To do ▸ Whenever a line in the following entries includes "Tage", tally it. Report nothing except the final count.
○ ○ ○ ○
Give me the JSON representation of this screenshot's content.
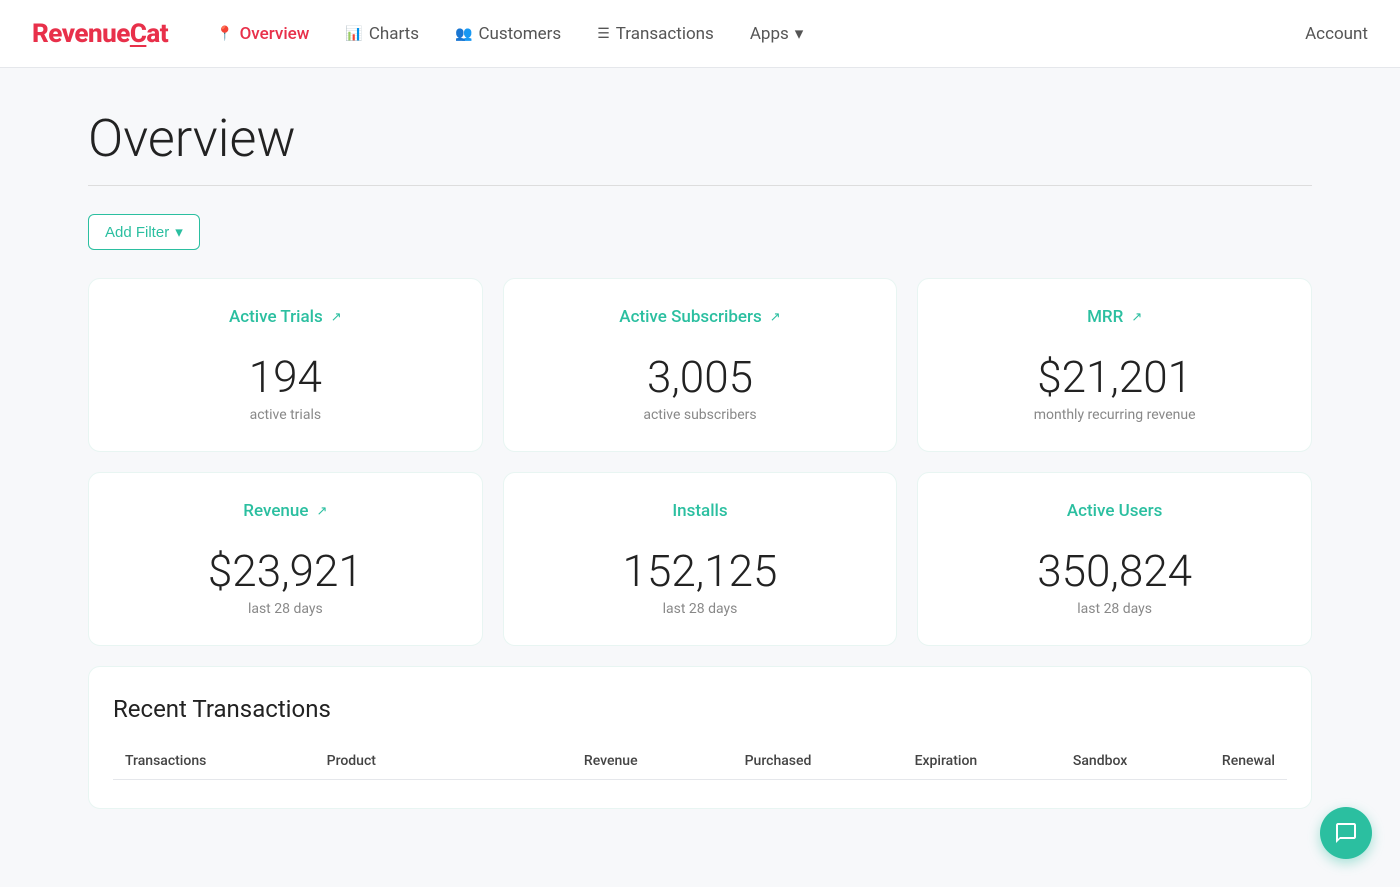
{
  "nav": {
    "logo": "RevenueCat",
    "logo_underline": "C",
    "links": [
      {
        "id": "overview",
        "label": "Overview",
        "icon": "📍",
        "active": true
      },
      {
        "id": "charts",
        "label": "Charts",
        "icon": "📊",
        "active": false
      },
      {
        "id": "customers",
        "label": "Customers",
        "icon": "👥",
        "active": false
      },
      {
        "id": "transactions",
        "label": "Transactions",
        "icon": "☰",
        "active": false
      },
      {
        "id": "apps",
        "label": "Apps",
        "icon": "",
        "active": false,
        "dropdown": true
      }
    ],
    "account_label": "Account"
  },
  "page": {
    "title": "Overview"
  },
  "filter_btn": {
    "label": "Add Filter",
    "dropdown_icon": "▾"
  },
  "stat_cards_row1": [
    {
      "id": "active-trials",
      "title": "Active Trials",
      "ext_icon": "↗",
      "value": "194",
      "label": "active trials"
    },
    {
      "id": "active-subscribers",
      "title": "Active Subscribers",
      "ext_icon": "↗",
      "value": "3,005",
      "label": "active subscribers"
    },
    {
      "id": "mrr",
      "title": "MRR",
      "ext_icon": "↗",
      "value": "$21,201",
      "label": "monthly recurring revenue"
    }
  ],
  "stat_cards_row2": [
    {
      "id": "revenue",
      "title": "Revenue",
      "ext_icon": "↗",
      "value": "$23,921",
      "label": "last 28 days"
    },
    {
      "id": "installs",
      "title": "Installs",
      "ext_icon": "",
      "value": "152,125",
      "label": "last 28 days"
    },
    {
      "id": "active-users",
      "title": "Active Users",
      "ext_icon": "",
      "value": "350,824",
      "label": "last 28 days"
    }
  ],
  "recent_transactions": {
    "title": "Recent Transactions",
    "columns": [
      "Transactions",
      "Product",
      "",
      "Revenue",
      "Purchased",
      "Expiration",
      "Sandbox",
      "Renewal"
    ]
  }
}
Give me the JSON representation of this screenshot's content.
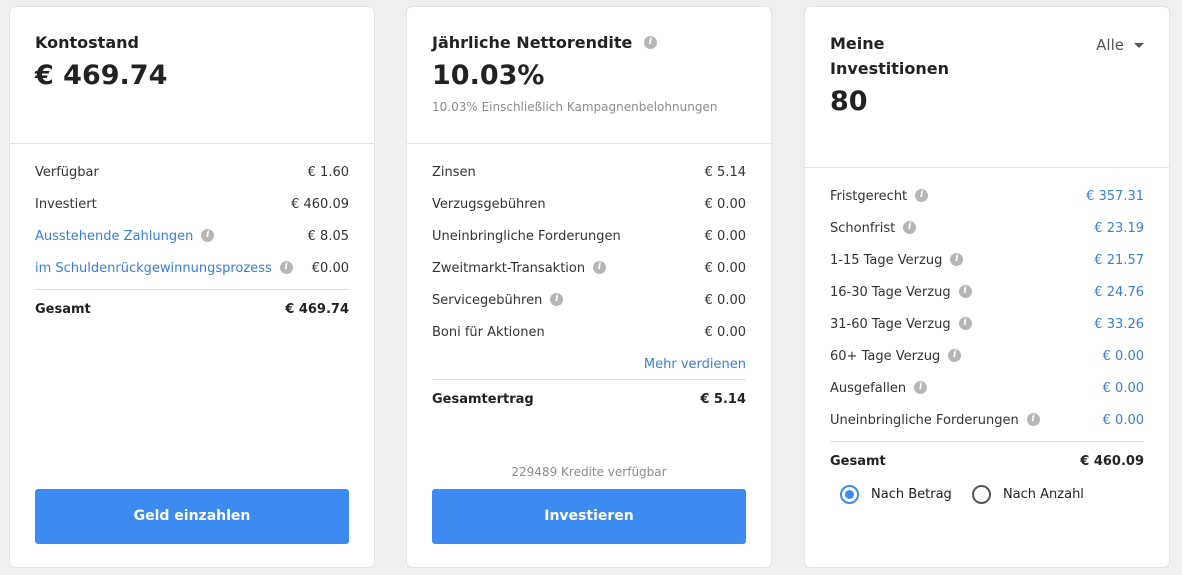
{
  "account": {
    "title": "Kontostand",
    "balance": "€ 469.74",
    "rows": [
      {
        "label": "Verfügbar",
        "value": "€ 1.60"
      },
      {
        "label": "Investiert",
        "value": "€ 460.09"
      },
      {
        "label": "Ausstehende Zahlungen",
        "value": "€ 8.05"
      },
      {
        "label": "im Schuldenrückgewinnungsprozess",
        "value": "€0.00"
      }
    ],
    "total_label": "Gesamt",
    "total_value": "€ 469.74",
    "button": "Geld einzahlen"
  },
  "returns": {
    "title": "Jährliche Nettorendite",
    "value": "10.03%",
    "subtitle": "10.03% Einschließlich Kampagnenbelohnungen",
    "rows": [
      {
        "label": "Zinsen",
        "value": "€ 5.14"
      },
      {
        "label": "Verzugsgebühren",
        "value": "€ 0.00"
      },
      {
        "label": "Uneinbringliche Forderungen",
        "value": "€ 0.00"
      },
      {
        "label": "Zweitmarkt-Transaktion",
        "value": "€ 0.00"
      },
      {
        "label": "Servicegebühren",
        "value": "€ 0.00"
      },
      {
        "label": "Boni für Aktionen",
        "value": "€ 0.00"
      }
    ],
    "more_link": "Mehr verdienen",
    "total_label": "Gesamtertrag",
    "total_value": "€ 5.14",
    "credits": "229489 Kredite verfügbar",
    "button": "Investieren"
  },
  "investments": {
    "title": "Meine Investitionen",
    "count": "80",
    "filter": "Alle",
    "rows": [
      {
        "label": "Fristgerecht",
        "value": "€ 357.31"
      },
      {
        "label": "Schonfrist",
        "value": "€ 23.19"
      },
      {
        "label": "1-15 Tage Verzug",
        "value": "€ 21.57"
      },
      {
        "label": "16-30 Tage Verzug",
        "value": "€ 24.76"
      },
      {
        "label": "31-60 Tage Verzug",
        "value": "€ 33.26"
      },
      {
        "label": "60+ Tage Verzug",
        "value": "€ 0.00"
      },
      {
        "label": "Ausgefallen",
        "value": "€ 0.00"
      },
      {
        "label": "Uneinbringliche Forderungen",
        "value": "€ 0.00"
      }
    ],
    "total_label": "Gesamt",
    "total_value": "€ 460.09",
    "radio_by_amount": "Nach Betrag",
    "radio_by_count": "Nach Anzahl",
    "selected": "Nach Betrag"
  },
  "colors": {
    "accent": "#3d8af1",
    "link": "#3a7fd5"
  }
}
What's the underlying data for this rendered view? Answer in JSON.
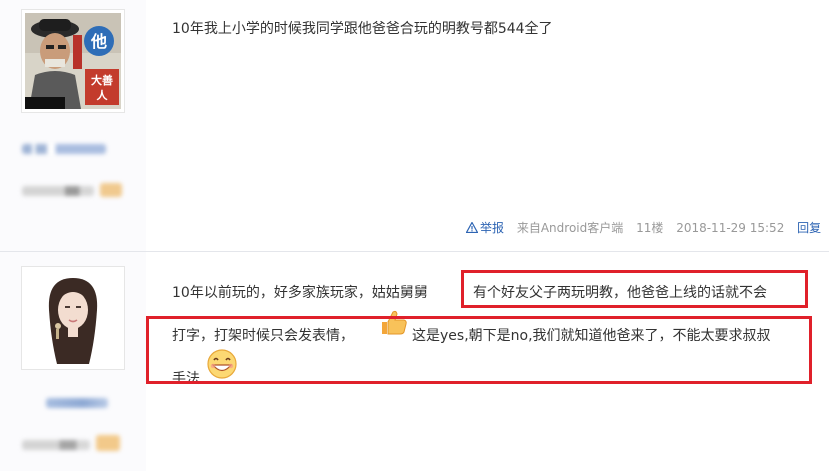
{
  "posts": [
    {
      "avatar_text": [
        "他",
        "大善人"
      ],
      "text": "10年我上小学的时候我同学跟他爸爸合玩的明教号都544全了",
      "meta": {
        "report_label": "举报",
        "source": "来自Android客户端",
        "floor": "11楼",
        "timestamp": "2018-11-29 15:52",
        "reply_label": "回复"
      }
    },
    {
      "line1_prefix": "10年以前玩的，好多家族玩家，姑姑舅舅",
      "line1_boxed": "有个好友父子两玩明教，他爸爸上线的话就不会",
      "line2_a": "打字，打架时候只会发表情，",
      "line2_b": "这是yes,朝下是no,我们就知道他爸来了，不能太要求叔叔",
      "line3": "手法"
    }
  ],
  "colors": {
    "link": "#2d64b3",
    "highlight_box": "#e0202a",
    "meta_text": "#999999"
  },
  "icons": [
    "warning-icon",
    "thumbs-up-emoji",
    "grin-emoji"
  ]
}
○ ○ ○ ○
Exercise solution ▸ 4